Over my strong objections, The Famous Author guest blogs today. He even made me run this stupid picture. I don't know why he doesn't get his own darn blog.
FAIRFIELD, Conn. -- I take deep breaths as Diane Defonce takes the microphone to introduce me. Diane is Manager of this two-story Borders store, and was named Bookseller of the Year by The Romance Writers of America. Tonight is mystery night, however, and seven authors--me included--are talking about their books.
“So tell us about your new book, Jack,” Diane says.
Here I go again. The pressure’s on. I have ten minutes or so to interest a room full of people in my novel. I’ve learned from experience that being clever, funny, entertaining, and charming is absolutely mandatory.
I wish I’d remembered to wear socks.
“My second novel, BIG MONEY, was sparked by a true event,” I say. “A gangster’s black limousine pulled to the curb in front of my father-in-law’s contracting office one day, and three large men made him go for a ride.”
So far, so good. I have their attention. Now I give them the punch line.
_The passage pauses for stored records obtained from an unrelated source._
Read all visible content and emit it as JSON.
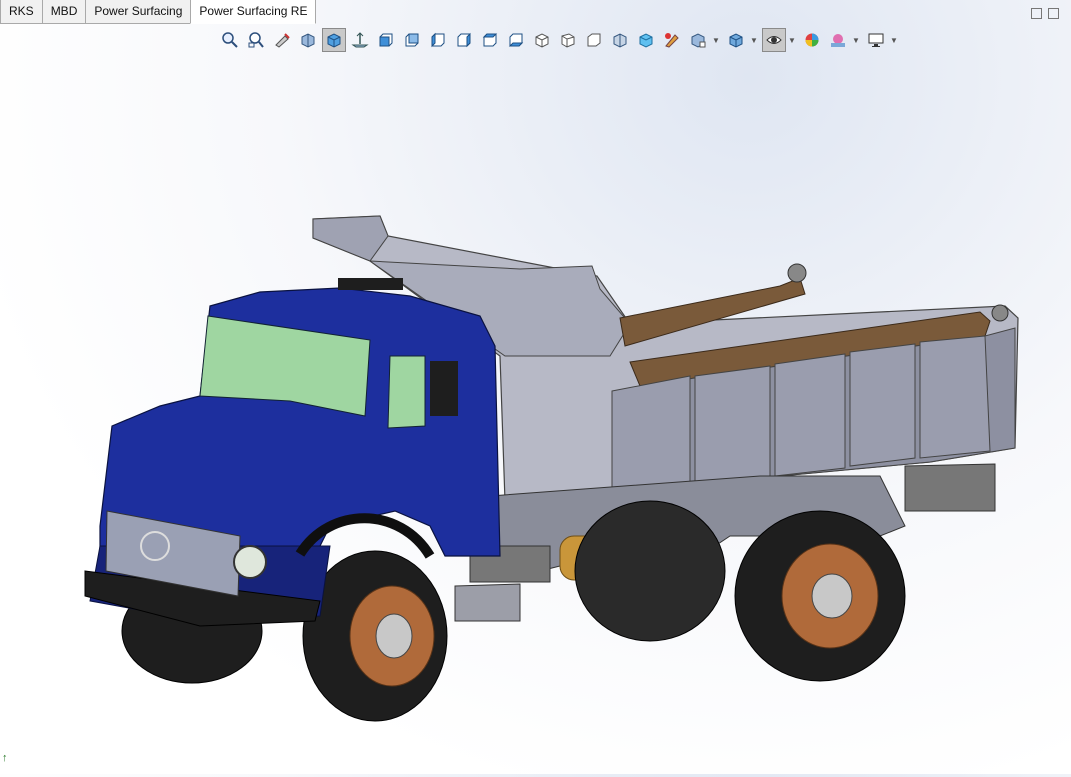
{
  "tabs": [
    {
      "label": "RKS",
      "active": false
    },
    {
      "label": "MBD",
      "active": false
    },
    {
      "label": "Power Surfacing",
      "active": false
    },
    {
      "label": "Power Surfacing RE",
      "active": true
    }
  ],
  "toolbar": {
    "icons": [
      "zoom-to-fit-icon",
      "zoom-to-area-icon",
      "previous-view-icon",
      "section-view-icon",
      "view-orientation-icon",
      "normal-to-icon",
      "front-view-icon",
      "back-view-icon",
      "left-view-icon",
      "right-view-icon",
      "top-view-icon",
      "bottom-view-icon",
      "isometric-view-icon",
      "trimetric-view-icon",
      "dimetric-view-icon",
      "wireframe-icon",
      "hidden-lines-icon",
      "shaded-icon",
      "edit-appearance-icon",
      "display-style-icon",
      "hide-show-items-icon",
      "scene-icon",
      "monitor-icon"
    ]
  },
  "viewport": {
    "model": "Dump truck assembly",
    "colors": {
      "cab": "#1d2f9e",
      "body": "#b7b9c6",
      "body_dark": "#8d90a1",
      "wood": "#7a5a3a",
      "tire": "#1e1e1e",
      "rim": "#b06a3a",
      "glass": "#9fd6a1",
      "tank": "#c9963a"
    }
  }
}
“I didn’t see this happen to my father-in-law. I just read about it on the front page of the local newspaper--the same day I met him.”
It’s a great story. And true. It was 1979. My future wife and I traveled back to New Jersey to meet her parents and attend the wedding of my wife’s brother. At the kitchen dinette that first morning, I found myself eating breakfast with the star of the local paper’s front page.
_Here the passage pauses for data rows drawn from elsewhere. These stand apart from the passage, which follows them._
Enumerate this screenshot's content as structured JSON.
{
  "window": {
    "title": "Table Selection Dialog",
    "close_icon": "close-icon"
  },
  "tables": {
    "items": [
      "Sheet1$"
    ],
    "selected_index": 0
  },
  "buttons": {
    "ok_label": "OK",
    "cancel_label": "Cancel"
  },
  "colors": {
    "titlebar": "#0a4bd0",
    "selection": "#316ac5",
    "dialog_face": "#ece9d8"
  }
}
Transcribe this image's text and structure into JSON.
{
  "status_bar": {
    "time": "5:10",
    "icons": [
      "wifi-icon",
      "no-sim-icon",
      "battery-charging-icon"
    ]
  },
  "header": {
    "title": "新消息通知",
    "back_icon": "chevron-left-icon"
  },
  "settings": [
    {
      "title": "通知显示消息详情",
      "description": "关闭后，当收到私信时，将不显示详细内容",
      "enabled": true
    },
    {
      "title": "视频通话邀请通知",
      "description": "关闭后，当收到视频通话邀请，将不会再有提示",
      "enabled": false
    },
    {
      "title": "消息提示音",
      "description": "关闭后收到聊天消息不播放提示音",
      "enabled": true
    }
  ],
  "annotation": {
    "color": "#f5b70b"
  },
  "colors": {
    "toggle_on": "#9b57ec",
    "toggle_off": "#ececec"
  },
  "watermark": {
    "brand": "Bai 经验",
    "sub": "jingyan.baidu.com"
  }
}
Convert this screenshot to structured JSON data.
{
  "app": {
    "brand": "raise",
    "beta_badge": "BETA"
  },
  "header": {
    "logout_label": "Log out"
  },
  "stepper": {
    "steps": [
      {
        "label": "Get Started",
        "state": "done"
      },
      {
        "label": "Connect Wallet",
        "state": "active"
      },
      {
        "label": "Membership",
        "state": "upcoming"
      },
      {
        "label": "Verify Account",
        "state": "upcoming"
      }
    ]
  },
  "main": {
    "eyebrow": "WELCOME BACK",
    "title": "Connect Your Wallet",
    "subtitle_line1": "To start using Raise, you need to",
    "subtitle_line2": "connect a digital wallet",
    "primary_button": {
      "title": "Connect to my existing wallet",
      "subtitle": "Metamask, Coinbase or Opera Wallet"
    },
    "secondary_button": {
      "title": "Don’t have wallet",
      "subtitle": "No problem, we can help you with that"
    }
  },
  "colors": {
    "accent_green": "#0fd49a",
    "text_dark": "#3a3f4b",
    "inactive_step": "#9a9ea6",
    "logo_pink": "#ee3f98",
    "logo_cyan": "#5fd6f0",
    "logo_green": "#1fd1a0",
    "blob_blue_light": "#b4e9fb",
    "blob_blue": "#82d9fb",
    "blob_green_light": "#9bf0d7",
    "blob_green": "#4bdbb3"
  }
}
The big news that day was about the trial of a local gangster, and much of the previous day’s testimony concerned my future wife’s father and that limousine ride. The driver had been wearing a wire, and much of the conversation was played aloud in court.
In the back seat of the limousine that day, a gangster threatened my father-in-law with death if he didn’t pay for protection. My father-in-law said...well, he refused in colorful language. Told the gangster to go ahead and kill him. Then the gangster threatened his wife and children--including MY future wife. My father-in-law said, go ahead and kill them, too, and something like, “They hate me anyway.”
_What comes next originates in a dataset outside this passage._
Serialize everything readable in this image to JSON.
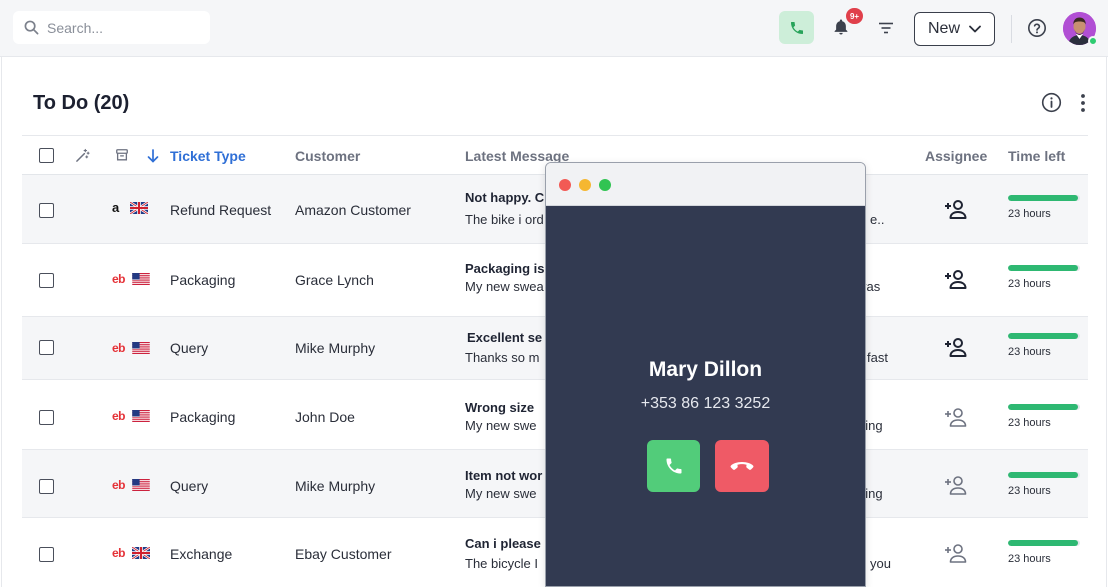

There were a lot of blank spots in the newspaper story, quotes with holes for cursing. At one point in court, during the playing of the taped conversations, a juror raised his hand and asked, “Which one is the bad guy again?”
Of course, when it came down to pointing out the guys who’d taken him for that limousine ride, my future wife’s father refused. He said he couldn’t be sure.
My father-in-law was tough, not stupid.
“You were a big hit,” Diane says after the show. “Does that story really have anything to do with your book?”
“There’s a limo ride,” I say.